Then, about noon, the sky turned black. Davon, always prepared, had huge tarps ready to go on the roof of the trailer. We got ready for the rain by throwing down the tarps. Just then, the wind picked up at 40-50 miles per hour, throwing Davon and I around like rag-dolls across the field. It was gnarly!
It took us the rest of the day just to secure and protect the mural from the extreme weather. We were exhausted. There went my plan to finish early!
Day 4: Was a bummer. Water was leaking all over the mural. It was a constant battle of man vs. rain. The wind was so violent that it threw cinder blocks off of the roof of the trailer, almost killing us. The temperature dropped so much that I had to wear gloves because my hands were cold.
I didn’t get much painting done on Day 4. It was a losing battle. I decided to go inside and make stencils for the lettering.
It’s funny, people will ask me how I make things like my stencils, and the answer is surprisingly simple.
The stencils are made with simple construction paper, a pencil, a razor blade and tape. These are the tools that I used to make my stencils. No fancy machine that cuts out lettering for me. I’m amazed that in this computer age so many young artists don’t know how to use a ruler, simple math and a razor blade.
I cut the stencils out to scale perfectly. It took a lot of time and patience and focus. But in the end, it worked.
Day 5: We were staying at Davon’s mom’s awesome mountain house in Park City. The morning of Day 5 we woke up to beautiful snow covering my van and the world outside. Our commute to Salt Lake City was about 35 minutes each way, and the drive is on beautiful mountain roads.
But down in Salt Lake City, the rain and wind were still a problem.
I was determined to get this finished today. Working underneath the tarp was super difficult. But we had no choice.Davon did everything he could to stop the rain from getting in. He bought more tarps and parked his truck on the tarps so they wouldn’t blow away. We collected every rock, board and heavy object from the field and placed them on the tarp, trying to hold it down.
I finished the detail work with the airbrush. The final thing to do was spray the lettering. The custom-made stencils worked beautifully.
After spraying the stencils, I re-taped the lettering, adding a background behind the lettering. This detail added depth and energy to the lettering.

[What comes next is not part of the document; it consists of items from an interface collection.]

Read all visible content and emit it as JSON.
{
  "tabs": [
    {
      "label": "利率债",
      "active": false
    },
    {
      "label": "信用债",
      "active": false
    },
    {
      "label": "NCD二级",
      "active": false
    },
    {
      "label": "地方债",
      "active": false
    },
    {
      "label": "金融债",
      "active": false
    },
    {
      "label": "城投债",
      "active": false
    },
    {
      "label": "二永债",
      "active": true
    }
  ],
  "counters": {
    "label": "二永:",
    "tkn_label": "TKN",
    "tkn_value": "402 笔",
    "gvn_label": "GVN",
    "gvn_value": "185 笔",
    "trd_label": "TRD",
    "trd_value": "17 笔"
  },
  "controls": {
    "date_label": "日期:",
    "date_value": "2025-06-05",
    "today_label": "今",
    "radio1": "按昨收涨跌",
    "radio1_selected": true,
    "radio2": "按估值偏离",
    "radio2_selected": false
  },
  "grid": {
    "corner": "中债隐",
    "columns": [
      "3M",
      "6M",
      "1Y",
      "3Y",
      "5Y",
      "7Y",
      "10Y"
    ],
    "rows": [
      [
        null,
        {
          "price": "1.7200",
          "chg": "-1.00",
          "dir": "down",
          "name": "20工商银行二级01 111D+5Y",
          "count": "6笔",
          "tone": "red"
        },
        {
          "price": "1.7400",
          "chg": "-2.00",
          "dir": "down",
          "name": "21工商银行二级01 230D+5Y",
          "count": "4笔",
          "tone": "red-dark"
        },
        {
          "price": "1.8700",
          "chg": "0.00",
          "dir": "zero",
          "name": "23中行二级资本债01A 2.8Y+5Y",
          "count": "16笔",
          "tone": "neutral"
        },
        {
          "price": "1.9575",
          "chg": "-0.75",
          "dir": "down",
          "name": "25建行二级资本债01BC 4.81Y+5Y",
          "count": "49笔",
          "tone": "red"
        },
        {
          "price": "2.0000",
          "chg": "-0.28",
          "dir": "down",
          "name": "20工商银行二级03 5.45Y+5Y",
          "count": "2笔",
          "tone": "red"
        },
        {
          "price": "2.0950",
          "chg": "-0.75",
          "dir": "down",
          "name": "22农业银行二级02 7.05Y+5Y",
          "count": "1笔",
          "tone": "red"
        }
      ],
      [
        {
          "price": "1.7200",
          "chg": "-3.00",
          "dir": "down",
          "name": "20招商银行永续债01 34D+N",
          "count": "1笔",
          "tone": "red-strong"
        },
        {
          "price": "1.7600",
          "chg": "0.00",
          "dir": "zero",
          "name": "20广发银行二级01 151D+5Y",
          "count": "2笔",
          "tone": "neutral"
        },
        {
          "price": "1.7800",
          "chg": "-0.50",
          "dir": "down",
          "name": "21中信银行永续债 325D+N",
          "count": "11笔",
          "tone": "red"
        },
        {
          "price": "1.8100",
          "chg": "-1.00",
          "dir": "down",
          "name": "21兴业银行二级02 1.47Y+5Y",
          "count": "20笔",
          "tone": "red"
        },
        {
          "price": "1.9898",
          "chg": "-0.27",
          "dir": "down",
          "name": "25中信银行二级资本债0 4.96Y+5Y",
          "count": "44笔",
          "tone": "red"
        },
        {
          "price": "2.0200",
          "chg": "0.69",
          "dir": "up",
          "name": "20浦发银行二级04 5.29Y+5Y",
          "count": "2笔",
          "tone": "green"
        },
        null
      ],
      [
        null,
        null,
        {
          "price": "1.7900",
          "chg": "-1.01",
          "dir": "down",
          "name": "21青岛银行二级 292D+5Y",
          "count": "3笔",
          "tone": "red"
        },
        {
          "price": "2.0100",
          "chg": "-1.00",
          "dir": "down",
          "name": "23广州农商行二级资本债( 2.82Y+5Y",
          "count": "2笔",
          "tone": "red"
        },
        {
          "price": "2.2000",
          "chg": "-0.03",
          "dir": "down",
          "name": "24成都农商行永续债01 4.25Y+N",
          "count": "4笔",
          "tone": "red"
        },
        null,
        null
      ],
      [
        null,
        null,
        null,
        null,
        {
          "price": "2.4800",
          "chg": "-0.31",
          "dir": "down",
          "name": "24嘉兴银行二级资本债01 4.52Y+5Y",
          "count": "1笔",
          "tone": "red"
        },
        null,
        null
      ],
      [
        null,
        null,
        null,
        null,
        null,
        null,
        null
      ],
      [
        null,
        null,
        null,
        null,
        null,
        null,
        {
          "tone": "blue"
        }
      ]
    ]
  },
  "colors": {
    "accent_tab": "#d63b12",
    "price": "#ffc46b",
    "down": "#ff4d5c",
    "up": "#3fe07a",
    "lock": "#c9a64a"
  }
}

One of the most fun things was pulling the tape. Davon pulled the tape to reveal the name, PIPELINE CATERING, on the side of his new restaurant!
Just then, the rain stopped and the sun came out. The storm was over. We went up to the roof of the trailer and kicked the tarp off to see the finished mural from afar, for the first time.
It was awesome to see the results of our hard work.
The mural was finished in five days.
PARTYTIME! That night, we celebrated at Davon’s mom, Shelly’s, home. She also was on the Grand Canyon river trip last year, and she and her husband Barry hosted a party with almost all of the 14 people that were on that trip. We watched Go Pro video of our adventure down the Colorado River and talked story all night.
It was so great to reconnect with these wonderful people and let them meet my family. This is what life is all about.
I was honored to paint this mural for Davon’s project and see how one man’s dream and hard work materializes right in front of your eyes. The restaurant is finished, and now people “get it”!
I’m sure Davon is working hard in his restaurant right now, feeding hungry workers. If you happen to drive through Northern Utah, and you see flaming pigs, stop and get a bite to eat!
Life is Good – Drew